• Stock the play areas/centers with things like: toy houses, barns, vehicles, etc. with movable doors and/or windows; various boxes and containers with lids that little ones can open; small suit cases; toy "safe" or cash register; "jack-in-the-box" type toys; etc. (As the kids play, you can briefly talk about open/close, and probably can get them pointing out open/close to each other.)
  • You can do a group game where you call out "OPEN" and the kids go around the room opening things until you call out "CLOSE", and then they close things. 
  • You can play a game around your Circle where you ask each child to identify open or closed. If some kids get the concept right away, but others need more time, you can adjust the game to have each child close his/her eyes while you position something as open or closed, and then have the child GUESS ("open" or "closed") before opening his/her eyes to see if they were correct. All other kids can watch and have fun responding with 2 finger applause after correct guesses and a cheerful "Oh, man!" for wrong guesses.
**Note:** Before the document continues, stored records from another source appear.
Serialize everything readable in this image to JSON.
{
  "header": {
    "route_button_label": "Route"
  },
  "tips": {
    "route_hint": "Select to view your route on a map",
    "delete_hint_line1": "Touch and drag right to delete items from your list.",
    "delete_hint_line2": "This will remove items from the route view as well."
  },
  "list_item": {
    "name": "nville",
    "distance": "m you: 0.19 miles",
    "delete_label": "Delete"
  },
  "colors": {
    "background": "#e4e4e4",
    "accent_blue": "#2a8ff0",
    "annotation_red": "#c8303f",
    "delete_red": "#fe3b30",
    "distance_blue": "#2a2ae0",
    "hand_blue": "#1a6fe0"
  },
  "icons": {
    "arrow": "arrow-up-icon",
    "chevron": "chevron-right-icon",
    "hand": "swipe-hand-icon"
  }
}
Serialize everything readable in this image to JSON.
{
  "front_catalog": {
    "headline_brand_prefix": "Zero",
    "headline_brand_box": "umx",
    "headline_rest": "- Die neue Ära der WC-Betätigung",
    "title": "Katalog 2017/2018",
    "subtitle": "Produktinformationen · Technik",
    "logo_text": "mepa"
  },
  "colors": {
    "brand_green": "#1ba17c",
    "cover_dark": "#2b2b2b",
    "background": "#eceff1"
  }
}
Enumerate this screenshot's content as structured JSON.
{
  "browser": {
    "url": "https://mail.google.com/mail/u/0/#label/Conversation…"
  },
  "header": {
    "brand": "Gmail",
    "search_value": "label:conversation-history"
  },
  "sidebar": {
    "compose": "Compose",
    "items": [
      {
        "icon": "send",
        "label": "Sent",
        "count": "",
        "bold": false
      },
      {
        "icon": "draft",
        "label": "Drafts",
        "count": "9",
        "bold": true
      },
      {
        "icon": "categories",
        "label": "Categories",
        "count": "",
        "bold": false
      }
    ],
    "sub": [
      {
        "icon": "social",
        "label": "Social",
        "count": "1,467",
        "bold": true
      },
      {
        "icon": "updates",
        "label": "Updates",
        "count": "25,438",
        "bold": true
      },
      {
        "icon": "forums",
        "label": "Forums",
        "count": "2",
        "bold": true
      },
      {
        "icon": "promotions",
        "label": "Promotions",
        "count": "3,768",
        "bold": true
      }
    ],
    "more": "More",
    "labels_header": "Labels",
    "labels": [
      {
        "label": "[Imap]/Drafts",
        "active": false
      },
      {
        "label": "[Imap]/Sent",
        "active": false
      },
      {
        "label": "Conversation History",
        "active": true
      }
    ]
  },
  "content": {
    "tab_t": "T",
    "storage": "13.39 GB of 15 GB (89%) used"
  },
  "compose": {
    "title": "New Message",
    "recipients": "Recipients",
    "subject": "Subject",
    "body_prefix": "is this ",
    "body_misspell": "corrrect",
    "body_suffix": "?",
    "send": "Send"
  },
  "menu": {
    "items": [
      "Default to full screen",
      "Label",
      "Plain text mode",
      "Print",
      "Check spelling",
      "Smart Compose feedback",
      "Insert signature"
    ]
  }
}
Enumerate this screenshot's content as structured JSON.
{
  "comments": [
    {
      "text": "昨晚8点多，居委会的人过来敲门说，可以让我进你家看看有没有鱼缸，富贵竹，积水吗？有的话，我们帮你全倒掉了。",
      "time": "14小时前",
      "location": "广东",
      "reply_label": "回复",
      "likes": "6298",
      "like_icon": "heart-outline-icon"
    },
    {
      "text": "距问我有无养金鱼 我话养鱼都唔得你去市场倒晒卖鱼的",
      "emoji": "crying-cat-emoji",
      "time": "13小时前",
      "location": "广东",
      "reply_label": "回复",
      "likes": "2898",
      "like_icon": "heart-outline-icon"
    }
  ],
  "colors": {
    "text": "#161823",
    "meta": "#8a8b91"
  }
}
Play the game again another day.
  • Another Circle Time activity is to give each child a book and talk about what's on the cover ("everyone close your book") and the pages/words/pictures (for which you have to open the book).
  • Lift-the-flap books are also great for open/close concepts, 1-on-1 with an adult or in a small group.
  • Emphasize the concepts throughout the day:
    • - going potty? want the door open or closed?
    • - hungry? is your applesauce closed? what should we do?
    • - blocks are all back in the cabinet? should we close the door or leave it open?
    • -putting a CD on? announce or show how you OPEN the CD player to put in the CD and then again when you CLOSE it so it can play
  • If you have a more advanced child in the group:  
    • -Let him/her experiment with what happens to a piece of bread, bit of playdough, or similar items when their container is left open or closed
    • -Provide containers and objects that open and close in many different ways, some more complicated than others (flip-up and twist off lids, locking doors, boxes with attached or lift off lids, envelopes, bandaids, etc.-maybe even a combination lock) Kids who are engaged by the concepts of open/close will gravitate toward the ones that open and shut more easily so they can do it over and over, while kids who are beyond that will enjoy the challenges of figuring out how to open (or keep closed) the more complicated ones. Just don't provide anything that is supposed to be child-proof!